NUGS now a toothless bulldog- Says NAGRAT's Kwame Alorvi
The President of the National Association of Graduate Students, Kwame Alorvi, at the weekend expressed regret at the current politicization of the National Union of Ghana Students, describing the situation as unhealthy for the natiion's socio-economic and political development.
He observed that the infiltration of political parties into the core leadership of NUGS had negatively affected the Union's relevance in the nation's current development effort.
According to Mr Alorvi, the Union has lost its independent identity, consistency in policy "as well as its bite” because it has allowed itself to be remote-controlled and manipulated by the major political parties in the country.
“A National Union of Ghana Students which sees national issues through a blurred political spectacle cannot be taken serious by its own affiliates or members, much more by other citizens of Ghana,” he bemoaned.
The NAGRAT President was speaking during the launch of an emergency Congress held by the Union at the University of Cape Coast at the weekend. The theme for the Congress was, Transforming NUGS to Contribute Better to National Development.
He challenged the students to re-position NUGS to resume its role as an independent pressure group championing the cause of the down-trodden and articulating the views which are national in character.
Hackman Owusu-Agyemang, Member of Parliament for New Juaben North, who gave the keynote address, urged the students to put their political tendencies aside and pursue a common agenda that serve the interest of the Ghanaian student and the nation at large.
He noted that for the Union to regain its relevance there was the urgent need for its rank and file to remain united and speak with a common voice, instead of the current situation where the creation of factions has become the order of the day in the Union.

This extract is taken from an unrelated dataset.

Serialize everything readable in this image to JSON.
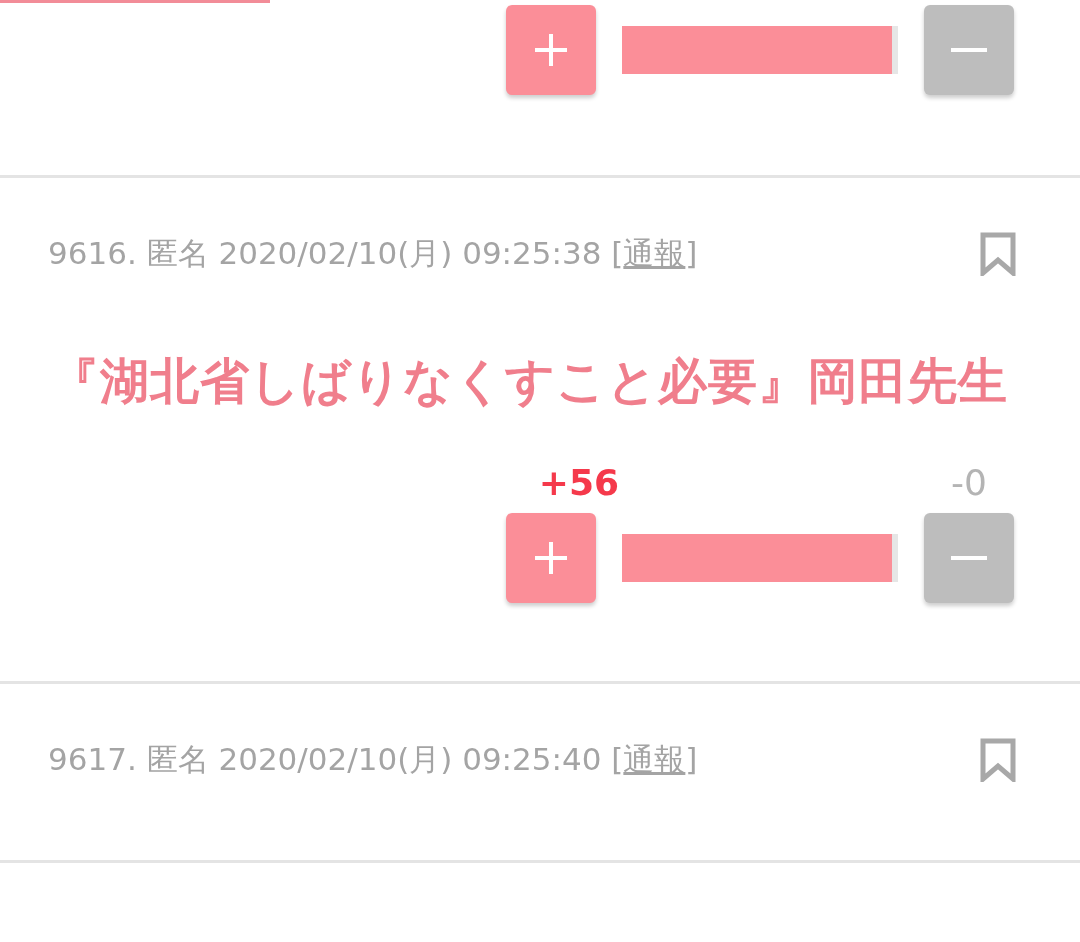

The former NPP presidential aspirant, who was the General Secretary of NUGS in 1963, sent the students down the memory lane as to the vibrancy of the Union in the era of authoritarianism in the country.
“In those days we worked in the interest of the nation, there was no division even though we were from different political backgrounds. There was nothing like CPP or UP even though we stood up against Nkrumah's one party state concept," he recounted.
Mr Owusu-Agyemang challenged the students to make useful input into the nation's political and development agenda "since you are highly regarded as major partners in development."
He also urged them to see the collective interest of the nation as supreme and refrain from all negative tendencies that have the potential to draw the nation's clock of development backwards.
Stephen Asamoah-Boateng, Minister for Tourism and Diasporan Relations, urged the students to be inbued with a high sense of patriotism and nationalism and refrain from the pursuit of personal aggrandizement.
Describing NUGS as a major think tank in the nation's political and socio-economic development, Mr Asamoah Boateng challenged the students to take keen interest in the development agenda of the nation, adding "you need to monitor how the resources of the nation are being utilised by those at the helm of affairs."
The Chairman of the Parliamentary Select Committee of Education, Balaadu Manu, appealed to the students to employ dialogue in seeking redress to theie grievances, adding that the days when confrontation was the major tool of receiving attention is now over.
The Dean of Graduate Studies at the University of Cape Coast, Naana Opoku Agyeman, who chaired the event, urged the students to make concrete contribution to the nation's development effort, adding "the physical presence of NUGS must be felt on our University campuses."